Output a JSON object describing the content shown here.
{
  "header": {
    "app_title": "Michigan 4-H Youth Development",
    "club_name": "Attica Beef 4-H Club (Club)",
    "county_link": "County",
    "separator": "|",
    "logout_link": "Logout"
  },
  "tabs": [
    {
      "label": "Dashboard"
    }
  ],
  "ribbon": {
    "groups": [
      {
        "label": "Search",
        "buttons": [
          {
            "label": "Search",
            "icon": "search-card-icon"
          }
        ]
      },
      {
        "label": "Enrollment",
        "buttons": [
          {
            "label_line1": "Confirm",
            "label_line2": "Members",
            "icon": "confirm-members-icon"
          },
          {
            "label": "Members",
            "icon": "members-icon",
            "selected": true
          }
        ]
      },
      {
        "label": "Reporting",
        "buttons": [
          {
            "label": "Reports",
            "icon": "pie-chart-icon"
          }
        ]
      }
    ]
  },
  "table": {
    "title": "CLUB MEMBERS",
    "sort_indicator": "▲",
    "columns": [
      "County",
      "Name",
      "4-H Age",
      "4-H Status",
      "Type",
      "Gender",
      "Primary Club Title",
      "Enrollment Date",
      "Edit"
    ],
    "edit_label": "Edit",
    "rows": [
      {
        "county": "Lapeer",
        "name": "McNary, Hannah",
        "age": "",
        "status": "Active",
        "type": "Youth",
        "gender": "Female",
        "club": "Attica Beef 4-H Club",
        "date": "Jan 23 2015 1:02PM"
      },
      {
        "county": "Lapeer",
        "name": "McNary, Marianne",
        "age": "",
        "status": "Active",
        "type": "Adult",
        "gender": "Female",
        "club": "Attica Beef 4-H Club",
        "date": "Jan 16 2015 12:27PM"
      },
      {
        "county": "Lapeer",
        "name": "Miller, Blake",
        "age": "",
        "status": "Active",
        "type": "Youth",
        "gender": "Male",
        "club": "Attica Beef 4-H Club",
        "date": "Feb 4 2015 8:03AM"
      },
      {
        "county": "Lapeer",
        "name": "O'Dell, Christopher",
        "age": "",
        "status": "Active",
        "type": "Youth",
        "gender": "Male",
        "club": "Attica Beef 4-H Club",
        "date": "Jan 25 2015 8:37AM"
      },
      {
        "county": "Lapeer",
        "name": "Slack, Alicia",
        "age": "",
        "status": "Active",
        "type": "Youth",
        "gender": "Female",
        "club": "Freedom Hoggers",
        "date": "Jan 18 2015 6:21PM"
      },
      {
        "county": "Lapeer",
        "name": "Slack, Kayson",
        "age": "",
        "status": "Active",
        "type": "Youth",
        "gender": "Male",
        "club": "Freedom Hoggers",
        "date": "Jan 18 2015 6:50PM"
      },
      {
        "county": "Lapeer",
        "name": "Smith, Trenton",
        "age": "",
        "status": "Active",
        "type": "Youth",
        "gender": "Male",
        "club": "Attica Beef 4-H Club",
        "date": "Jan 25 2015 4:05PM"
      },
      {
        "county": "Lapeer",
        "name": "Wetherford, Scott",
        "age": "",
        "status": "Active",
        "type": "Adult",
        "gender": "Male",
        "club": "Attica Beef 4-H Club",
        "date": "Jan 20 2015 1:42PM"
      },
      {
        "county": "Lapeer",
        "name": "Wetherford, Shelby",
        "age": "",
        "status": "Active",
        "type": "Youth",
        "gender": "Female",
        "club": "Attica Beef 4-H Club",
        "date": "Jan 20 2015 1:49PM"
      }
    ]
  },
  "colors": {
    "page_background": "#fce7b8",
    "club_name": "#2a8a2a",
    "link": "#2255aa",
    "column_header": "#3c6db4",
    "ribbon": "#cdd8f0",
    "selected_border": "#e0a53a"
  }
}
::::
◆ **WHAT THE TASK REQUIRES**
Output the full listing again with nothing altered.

◆ **EXERCISE OUTPUT**
Output a JSON object describing the content shown here.
{
  "header": {
    "app_title": "Michigan 4-H Youth Development",
    "club_name": "Attica Beef 4-H Club (Club)",
    "county_link": "County",
    "separator": "|",
    "logout_link": "Logout"
  },
  "tabs": [
    {
      "label": "Dashboard"
    }
  ],
  "ribbon": {
    "groups": [
      {
        "label": "Search",
        "buttons": [
          {
            "label": "Search",
            "icon": "search-card-icon"
          }
        ]
      },
      {
        "label": "Enrollment",
        "buttons": [
          {
            "label_line1": "Confirm",
            "label_line2": "Members",
            "icon": "confirm-members-icon"
          },
          {
            "label": "Members",
            "icon": "members-icon",
            "selected": true
          }
        ]
      },
      {
        "label": "Reporting",
        "buttons": [
          {
            "label": "Reports",
            "icon": "pie-chart-icon"
          }
        ]
      }
    ]
  },
  "table": {
    "title": "CLUB MEMBERS",
    "sort_indicator": "▲",
    "columns": [
      "County",
      "Name",
      "4-H Age",
      "4-H Status",
      "Type",
      "Gender",
      "Primary Club Title",
      "Enrollment Date",
      "Edit"
    ],
    "edit_label": "Edit",
    "rows": [
      {
        "county": "Lapeer",
        "name": "McNary, Hannah",
        "age": "",
        "status": "Active",
        "type": "Youth",
        "gender": "Female",
        "club": "Attica Beef 4-H Club",
        "date": "Jan 23 2015 1:02PM"
      },
      {
        "county": "Lapeer",
        "name": "McNary, Marianne",
        "age": "",
        "status": "Active",
        "type": "Adult",
        "gender": "Female",
        "club": "Attica Beef 4-H Club",
        "date": "Jan 16 2015 12:27PM"
      },
      {
        "county": "Lapeer",
        "name": "Miller, Blake",
        "age": "",
        "status": "Active",
        "type": "Youth",
        "gender": "Male",
        "club": "Attica Beef 4-H Club",
        "date": "Feb 4 2015 8:03AM"
      },
      {
        "county": "Lapeer",
        "name": "O'Dell, Christopher",
        "age": "",
        "status": "Active",
        "type": "Youth",
        "gender": "Male",
        "club": "Attica Beef 4-H Club",
        "date": "Jan 25 2015 8:37AM"
      },
      {
        "county": "Lapeer",
        "name": "Slack, Alicia",
        "age": "",
        "status": "Active",
        "type": "Youth",
        "gender": "Female",
        "club": "Freedom Hoggers",
        "date": "Jan 18 2015 6:21PM"
      },
      {
        "county": "Lapeer",
        "name": "Slack, Kayson",
        "age": "",
        "status": "Active",
        "type": "Youth",
        "gender": "Male",
        "club": "Freedom Hoggers",
        "date": "Jan 18 2015 6:50PM"
      },
      {
        "county": "Lapeer",
        "name": "Smith, Trenton",
        "age": "",
        "status": "Active",
        "type": "Youth",
        "gender": "Male",
        "club": "Attica Beef 4-H Club",
        "date": "Jan 25 2015 4:05PM"
      },
      {
        "county": "Lapeer",
        "name": "Wetherford, Scott",
        "age": "",
        "status": "Active",
        "type": "Adult",
        "gender": "Male",
        "club": "Attica Beef 4-H Club",
        "date": "Jan 20 2015 1:42PM"
      },
      {
        "county": "Lapeer",
        "name": "Wetherford, Shelby",
        "age": "",
        "status": "Active",
        "type": "Youth",
        "gender": "Female",
        "club": "Attica Beef 4-H Club",
        "date": "Jan 20 2015 1:49PM"
      }
    ]
  },
  "colors": {
    "page_background": "#fce7b8",
    "club_name": "#2a8a2a",
    "link": "#2255aa",
    "column_header": "#3c6db4",
    "ribbon": "#cdd8f0",
    "selected_border": "#e0a53a"
  }
}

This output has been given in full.